Task instructions
Every entry should be reproduced precisely, with each picture left out.

Data extracts
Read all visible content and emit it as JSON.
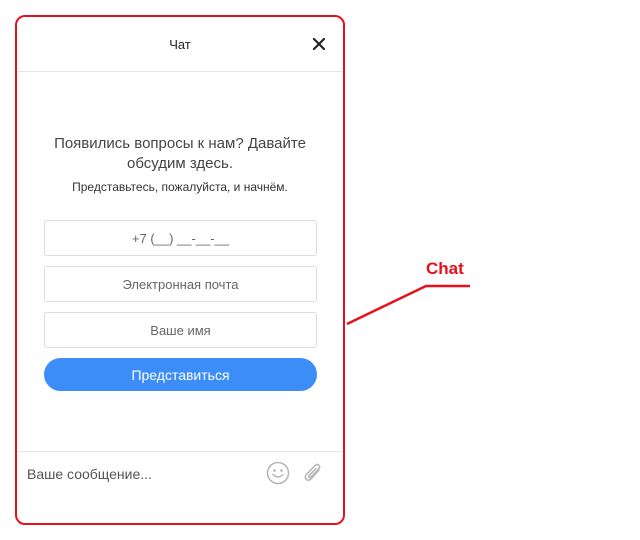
{
  "chat": {
    "title": "Чат",
    "close_icon": "close-icon",
    "intro_question": "Появились вопросы к нам? Давайте обсудим здесь.",
    "intro_hint": "Представьтесь, пожалуйста, и начнём.",
    "phone_placeholder": "+7 (__) __-__-__",
    "email_placeholder": "Электронная почта",
    "name_placeholder": "Ваше имя",
    "submit_label": "Представиться",
    "message_placeholder": "Ваше сообщение...",
    "emoji_icon": "smiley-icon",
    "attach_icon": "paperclip-icon"
  },
  "annotation": {
    "label": "Chat",
    "color": "#e8101a"
  },
  "colors": {
    "accent": "#3c8df7",
    "border_highlight": "#e8101a"
  }
}
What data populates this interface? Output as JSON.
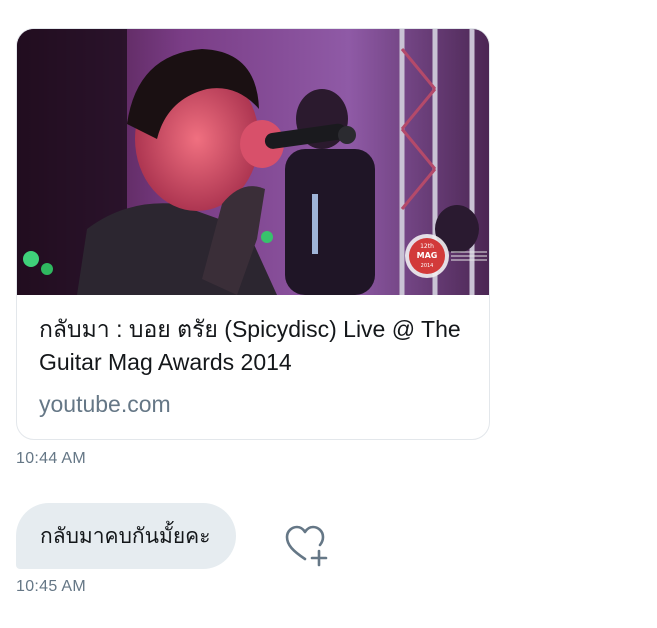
{
  "link_card": {
    "title": "กลับมา : บอย ตรัย (Spicydisc) Live @ The Guitar Mag Awards 2014",
    "domain": "youtube.com",
    "thumbnail_badge": "12th THE GUITAR MAG AWARDS 2014"
  },
  "messages": [
    {
      "timestamp": "10:44 AM"
    },
    {
      "text": "กลับมาคบกันมั้ยคะ",
      "timestamp": "10:45 AM"
    }
  ],
  "icons": {
    "like": "heart-plus-icon"
  },
  "colors": {
    "bubble_bg": "#e6ecf0",
    "secondary_text": "#657786",
    "primary_text": "#14171a",
    "card_border": "#e3e7eb"
  }
}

Task response
Read all visible content and emit it as JSON.
{
  "chat": {
    "title": "Чат",
    "close_icon": "close-icon",
    "intro_question": "Появились вопросы к нам? Давайте обсудим здесь.",
    "intro_hint": "Представьтесь, пожалуйста, и начнём.",
    "phone_placeholder": "+7 (__) __-__-__",
    "email_placeholder": "Электронная почта",
    "name_placeholder": "Ваше имя",
    "submit_label": "Представиться",
    "message_placeholder": "Ваше сообщение...",
    "emoji_icon": "smiley-icon",
    "attach_icon": "paperclip-icon"
  },
  "annotation": {
    "label": "Chat",
    "color": "#e8101a"
  },
  "colors": {
    "accent": "#3c8df7",
    "border_highlight": "#e8101a"
  }
}
What data populates this interface? Output as JSON.
{
  "link_card": {
    "title": "กลับมา : บอย ตรัย (Spicydisc) Live @ The Guitar Mag Awards 2014",
    "domain": "youtube.com",
    "thumbnail_badge": "12th THE GUITAR MAG AWARDS 2014"
  },
  "messages": [
    {
      "timestamp": "10:44 AM"
    },
    {
      "text": "กลับมาคบกันมั้ยคะ",
      "timestamp": "10:45 AM"
    }
  ],
  "icons": {
    "like": "heart-plus-icon"
  },
  "colors": {
    "bubble_bg": "#e6ecf0",
    "secondary_text": "#657786",
    "primary_text": "#14171a",
    "card_border": "#e3e7eb"
  }
}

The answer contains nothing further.